Royal Albert Hall, London
The globe-shaped monument that’s hosted historic events, world famous speakers and superstars is a supreme performance venue. Almost entirely circular in shape, it can seat more than 5500 people but preserves a certain majesty usually reserved for smaller London theatres. The suspended plates on the ceiling are a fun conversation piece too.
Nearest Tube Station:
District, Piccadilly, Circle
Directions From Tube:
(15mins) Take Exhibition Road up to Prince Consort Road where you turn left; take the right leading you to Kensington Gore.
(Hyde Park Gate) 9, 10, 52, 70, 360
Night Bus Numbers:
(Hyde Park Gate) 10, 452, N9, N52
Nearest Rail Station:
Nearest Car Park:
Imperial College Campus (5mins)
Royal Albert Hall
Kensington Gore, London, SW7 2AP
One of the most famous and diverse venues in London, the Royal Albert Hall was an idea conceived by its namesake, Prince Albert. Following the success of the Great Exhibition at Crystal Palace in 1851, the profits were used to buy up the ‘Gore Estates’ opposite so a “permanent exhibition” could be built. Although Prince Albert never got to see his idea blossom into reality, his wife Queen Victoria attended the opening in 1871, which included a 500-piece orchestra, a 1000-member choir and the largest organ in the world at the time. This glorious space and its facilities were unfortunately plagued for years with terrible acoustics that caused an unpleasant echo – a problem that took roughly 100 years to solve.
But even with this significant obstacle, the extraordinary hall attracted an eclectic mixture of events, ranging from a Wagner-conducted Wagner festival to a display of Greco-Roman wrestling.

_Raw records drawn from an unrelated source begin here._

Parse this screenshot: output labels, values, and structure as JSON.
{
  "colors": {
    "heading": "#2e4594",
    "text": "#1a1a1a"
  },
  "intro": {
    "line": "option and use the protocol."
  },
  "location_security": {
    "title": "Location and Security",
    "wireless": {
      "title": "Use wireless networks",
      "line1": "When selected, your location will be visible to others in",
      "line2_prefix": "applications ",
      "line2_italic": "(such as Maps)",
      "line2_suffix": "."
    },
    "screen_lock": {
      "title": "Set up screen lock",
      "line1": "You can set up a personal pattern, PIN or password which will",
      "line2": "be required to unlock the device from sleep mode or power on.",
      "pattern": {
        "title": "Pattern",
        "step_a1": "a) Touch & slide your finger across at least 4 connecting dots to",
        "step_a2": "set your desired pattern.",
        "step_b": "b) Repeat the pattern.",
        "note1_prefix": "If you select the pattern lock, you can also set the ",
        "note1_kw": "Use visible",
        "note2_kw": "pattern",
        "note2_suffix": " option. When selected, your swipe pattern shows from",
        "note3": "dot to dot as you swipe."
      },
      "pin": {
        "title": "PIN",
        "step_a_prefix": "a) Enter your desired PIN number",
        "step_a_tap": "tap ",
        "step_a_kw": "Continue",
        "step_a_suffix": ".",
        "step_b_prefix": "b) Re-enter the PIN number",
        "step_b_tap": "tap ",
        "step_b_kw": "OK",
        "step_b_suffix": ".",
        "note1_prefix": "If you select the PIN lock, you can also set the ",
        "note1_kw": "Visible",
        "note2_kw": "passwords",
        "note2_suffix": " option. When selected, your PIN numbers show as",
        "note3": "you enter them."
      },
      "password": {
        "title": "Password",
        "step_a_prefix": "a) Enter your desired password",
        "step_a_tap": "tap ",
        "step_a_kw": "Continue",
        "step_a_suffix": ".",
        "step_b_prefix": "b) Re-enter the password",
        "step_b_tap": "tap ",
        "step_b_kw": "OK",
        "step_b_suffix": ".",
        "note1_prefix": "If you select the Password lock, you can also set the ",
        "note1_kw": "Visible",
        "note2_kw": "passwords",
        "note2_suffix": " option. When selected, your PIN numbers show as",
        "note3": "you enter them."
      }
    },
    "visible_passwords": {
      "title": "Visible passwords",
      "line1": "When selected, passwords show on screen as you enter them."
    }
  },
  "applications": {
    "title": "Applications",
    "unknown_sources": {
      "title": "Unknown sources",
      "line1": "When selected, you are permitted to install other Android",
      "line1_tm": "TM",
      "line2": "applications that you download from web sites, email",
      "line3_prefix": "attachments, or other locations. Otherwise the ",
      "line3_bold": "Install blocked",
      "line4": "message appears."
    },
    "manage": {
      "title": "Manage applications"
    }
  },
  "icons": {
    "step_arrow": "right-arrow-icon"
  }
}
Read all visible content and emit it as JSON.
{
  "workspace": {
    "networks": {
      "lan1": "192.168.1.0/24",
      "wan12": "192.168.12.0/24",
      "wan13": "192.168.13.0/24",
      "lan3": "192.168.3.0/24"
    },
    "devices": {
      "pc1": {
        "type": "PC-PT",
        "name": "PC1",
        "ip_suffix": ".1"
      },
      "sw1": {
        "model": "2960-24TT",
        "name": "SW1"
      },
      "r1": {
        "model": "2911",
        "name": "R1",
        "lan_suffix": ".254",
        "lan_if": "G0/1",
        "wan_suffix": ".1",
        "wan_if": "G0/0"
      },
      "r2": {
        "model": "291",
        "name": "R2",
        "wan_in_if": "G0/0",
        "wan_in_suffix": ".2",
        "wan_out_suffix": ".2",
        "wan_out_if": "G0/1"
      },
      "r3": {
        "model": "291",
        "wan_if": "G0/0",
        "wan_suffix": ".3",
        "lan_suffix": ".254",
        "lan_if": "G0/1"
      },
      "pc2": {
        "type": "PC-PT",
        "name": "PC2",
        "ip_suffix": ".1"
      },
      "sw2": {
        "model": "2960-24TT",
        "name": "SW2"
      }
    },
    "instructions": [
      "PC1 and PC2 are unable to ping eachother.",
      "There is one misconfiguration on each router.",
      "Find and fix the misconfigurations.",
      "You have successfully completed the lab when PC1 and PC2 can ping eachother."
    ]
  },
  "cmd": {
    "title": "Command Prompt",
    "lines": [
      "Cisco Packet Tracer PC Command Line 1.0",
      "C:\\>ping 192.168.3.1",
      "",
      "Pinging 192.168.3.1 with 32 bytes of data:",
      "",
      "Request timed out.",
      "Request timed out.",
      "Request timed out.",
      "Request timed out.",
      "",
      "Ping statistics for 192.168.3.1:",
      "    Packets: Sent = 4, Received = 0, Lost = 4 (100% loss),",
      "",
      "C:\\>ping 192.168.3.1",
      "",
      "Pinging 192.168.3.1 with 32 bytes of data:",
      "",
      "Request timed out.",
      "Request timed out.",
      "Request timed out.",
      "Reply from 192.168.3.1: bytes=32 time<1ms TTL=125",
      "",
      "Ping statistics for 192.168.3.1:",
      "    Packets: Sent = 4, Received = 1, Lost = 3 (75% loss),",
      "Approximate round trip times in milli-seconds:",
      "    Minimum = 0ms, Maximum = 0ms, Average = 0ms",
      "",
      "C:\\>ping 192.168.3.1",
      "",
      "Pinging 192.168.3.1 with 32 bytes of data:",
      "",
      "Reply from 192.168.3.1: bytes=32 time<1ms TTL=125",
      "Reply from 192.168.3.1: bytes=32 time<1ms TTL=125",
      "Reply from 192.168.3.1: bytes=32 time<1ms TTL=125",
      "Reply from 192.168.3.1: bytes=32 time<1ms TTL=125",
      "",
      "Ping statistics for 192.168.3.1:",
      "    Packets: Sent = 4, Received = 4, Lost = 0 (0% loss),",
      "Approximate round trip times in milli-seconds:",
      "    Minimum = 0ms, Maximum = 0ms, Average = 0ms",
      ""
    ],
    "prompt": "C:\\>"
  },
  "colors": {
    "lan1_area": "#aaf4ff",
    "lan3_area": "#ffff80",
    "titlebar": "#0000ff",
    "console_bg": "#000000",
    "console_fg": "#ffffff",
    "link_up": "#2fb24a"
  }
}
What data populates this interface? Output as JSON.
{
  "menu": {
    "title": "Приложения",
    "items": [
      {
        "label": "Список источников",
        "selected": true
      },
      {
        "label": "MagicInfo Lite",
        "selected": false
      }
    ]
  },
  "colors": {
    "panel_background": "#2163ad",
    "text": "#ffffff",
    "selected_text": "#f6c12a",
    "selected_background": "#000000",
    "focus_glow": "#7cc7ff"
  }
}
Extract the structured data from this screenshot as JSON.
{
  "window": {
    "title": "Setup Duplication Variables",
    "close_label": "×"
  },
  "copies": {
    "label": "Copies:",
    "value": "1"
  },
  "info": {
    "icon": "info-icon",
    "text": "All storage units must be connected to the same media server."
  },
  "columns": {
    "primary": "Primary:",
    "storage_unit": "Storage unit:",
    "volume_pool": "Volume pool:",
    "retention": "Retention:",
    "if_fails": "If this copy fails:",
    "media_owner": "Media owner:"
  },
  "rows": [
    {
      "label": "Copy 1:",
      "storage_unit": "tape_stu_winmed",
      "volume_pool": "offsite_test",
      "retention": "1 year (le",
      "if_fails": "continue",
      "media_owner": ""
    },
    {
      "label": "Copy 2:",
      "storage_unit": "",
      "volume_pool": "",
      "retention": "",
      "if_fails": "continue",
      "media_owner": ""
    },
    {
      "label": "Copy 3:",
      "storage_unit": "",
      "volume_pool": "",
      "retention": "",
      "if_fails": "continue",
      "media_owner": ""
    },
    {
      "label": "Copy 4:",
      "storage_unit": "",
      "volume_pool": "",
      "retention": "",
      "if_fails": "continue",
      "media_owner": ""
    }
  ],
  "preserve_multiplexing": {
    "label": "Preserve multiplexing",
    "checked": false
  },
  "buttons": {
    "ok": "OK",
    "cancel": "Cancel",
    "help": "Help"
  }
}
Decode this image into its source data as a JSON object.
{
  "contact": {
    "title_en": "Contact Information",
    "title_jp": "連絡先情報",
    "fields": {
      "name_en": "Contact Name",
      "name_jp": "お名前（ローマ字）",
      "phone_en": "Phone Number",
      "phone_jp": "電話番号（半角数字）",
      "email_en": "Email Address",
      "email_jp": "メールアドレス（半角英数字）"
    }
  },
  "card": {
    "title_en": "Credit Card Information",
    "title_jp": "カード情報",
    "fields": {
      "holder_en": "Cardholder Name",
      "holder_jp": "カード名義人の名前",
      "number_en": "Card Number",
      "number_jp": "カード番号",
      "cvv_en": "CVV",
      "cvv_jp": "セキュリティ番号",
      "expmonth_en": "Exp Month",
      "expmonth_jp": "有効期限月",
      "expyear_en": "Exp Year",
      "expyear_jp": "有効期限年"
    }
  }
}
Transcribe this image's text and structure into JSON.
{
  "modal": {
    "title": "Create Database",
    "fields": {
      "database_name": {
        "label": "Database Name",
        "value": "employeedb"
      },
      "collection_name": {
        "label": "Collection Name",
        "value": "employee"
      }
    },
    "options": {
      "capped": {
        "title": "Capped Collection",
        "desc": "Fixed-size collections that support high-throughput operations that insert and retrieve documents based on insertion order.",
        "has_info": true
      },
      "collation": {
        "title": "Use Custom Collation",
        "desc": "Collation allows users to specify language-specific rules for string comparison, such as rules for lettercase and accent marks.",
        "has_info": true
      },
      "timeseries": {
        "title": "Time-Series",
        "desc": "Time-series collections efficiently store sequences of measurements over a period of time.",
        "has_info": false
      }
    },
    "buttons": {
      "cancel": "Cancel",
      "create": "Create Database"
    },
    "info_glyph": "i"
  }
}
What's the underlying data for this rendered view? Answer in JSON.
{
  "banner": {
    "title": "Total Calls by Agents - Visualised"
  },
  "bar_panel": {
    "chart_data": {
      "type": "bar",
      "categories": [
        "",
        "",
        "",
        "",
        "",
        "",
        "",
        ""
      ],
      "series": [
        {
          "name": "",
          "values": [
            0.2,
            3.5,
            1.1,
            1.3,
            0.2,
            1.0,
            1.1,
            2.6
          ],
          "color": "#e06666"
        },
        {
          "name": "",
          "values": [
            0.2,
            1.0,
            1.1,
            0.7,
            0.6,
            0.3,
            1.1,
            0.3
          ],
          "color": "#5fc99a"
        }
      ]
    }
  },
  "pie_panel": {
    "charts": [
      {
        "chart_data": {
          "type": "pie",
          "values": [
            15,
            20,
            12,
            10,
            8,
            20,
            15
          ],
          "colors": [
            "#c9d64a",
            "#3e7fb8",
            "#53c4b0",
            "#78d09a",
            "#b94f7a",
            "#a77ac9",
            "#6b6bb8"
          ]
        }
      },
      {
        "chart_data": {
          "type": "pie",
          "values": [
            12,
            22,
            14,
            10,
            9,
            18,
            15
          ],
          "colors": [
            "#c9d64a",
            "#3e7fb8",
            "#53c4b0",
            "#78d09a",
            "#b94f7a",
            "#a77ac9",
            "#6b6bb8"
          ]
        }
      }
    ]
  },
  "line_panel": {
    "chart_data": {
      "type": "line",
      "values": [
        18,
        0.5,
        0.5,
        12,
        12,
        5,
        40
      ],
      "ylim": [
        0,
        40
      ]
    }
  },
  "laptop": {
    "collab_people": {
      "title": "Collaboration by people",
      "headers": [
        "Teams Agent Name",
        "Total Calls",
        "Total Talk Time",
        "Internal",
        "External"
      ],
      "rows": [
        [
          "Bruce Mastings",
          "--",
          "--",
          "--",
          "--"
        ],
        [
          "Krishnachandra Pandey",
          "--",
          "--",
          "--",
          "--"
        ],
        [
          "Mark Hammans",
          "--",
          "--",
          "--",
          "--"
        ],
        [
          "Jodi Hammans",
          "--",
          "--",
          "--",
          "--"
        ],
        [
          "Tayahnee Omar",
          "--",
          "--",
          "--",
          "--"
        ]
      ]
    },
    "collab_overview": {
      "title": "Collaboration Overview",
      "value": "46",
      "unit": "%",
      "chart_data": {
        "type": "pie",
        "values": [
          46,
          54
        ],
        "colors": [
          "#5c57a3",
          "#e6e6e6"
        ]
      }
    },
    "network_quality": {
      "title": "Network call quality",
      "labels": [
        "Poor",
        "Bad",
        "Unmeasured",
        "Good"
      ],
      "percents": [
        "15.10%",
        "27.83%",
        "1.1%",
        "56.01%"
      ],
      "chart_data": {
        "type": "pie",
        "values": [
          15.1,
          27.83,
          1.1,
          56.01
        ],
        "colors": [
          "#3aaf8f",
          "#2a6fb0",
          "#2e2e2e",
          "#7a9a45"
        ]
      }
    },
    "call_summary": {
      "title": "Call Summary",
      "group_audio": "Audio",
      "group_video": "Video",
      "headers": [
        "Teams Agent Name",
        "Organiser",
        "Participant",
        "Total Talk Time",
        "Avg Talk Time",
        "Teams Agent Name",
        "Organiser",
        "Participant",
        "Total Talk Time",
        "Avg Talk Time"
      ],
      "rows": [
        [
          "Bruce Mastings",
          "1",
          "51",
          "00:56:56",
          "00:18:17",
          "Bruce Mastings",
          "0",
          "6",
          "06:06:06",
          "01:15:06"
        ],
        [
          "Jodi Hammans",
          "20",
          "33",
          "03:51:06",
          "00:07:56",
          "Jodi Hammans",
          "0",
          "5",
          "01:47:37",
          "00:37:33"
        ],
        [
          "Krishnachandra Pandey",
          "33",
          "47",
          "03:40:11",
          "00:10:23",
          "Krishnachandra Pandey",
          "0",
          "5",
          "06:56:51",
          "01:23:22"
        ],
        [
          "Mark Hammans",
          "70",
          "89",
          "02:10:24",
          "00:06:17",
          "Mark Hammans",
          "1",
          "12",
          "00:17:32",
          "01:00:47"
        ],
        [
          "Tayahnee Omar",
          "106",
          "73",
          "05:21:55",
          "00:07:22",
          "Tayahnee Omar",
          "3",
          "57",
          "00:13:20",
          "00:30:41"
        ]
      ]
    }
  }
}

It also witnessed some of the most historic moments in British history, including suffragette protests, an indoor marathon, 5 years of the Ford Motor Show in the 1930s and an Albert Einstein speech advocating the benefits of freedom.
The diversity of the venue never wavered in the 20th century, with less than forty years separating the last mass baptisms and a Miss World pageant, as well as the first sumo tournament outside of Japan being within 15 years of the 5th Harry Potter book launch. Most famous today for its annual BBC Proms, The Royal Albert Hall recently underwent a total renovation, transforming it into a perfect modern venue that preserves its Victorian roots.
On more than one occasion, records released by artists have been labelled as ‘Live from the Royal Albert Hall’ even when they weren’t – these include Bob Dylan’s concert at the Manchester Free Trade Hall and Creedence Clearwater Revival’s concert at the Oakland Coliseum.
The Beatles reference the Hall twice – in the song "A Day In The Life" and their movie Yellow Submarine.
Eric Clapton has called the Royal Albert Hall his favourite venue to play in the world, and has played there almost every year for 20 years.
During the Blitz, the building was untouched because the German bombers used the structure as a reference point for where they were.
The first UK performances by Wagner, Verdi and Elgar were performed at the Royal Albert Hall.
The hall has witnessed some of the most admired and recognised people in the world speak on its stage, including Winston Churchill, Nelson Mandela, Stephen Hawking, the Dalai Lama and former US President Bill Clinton.
The original conception for the Royal Albert Hall was to hold 30,000 people, but this was curbed for practical and financial constrictions.
Part of the Hitchcock film The Man Who Knew Too Much was filmed at the Hall in 1956.
When it hosted the premiere of 101 Dalmatians in 1996, Dalmatian spots were projected onto the exterior of the Hall.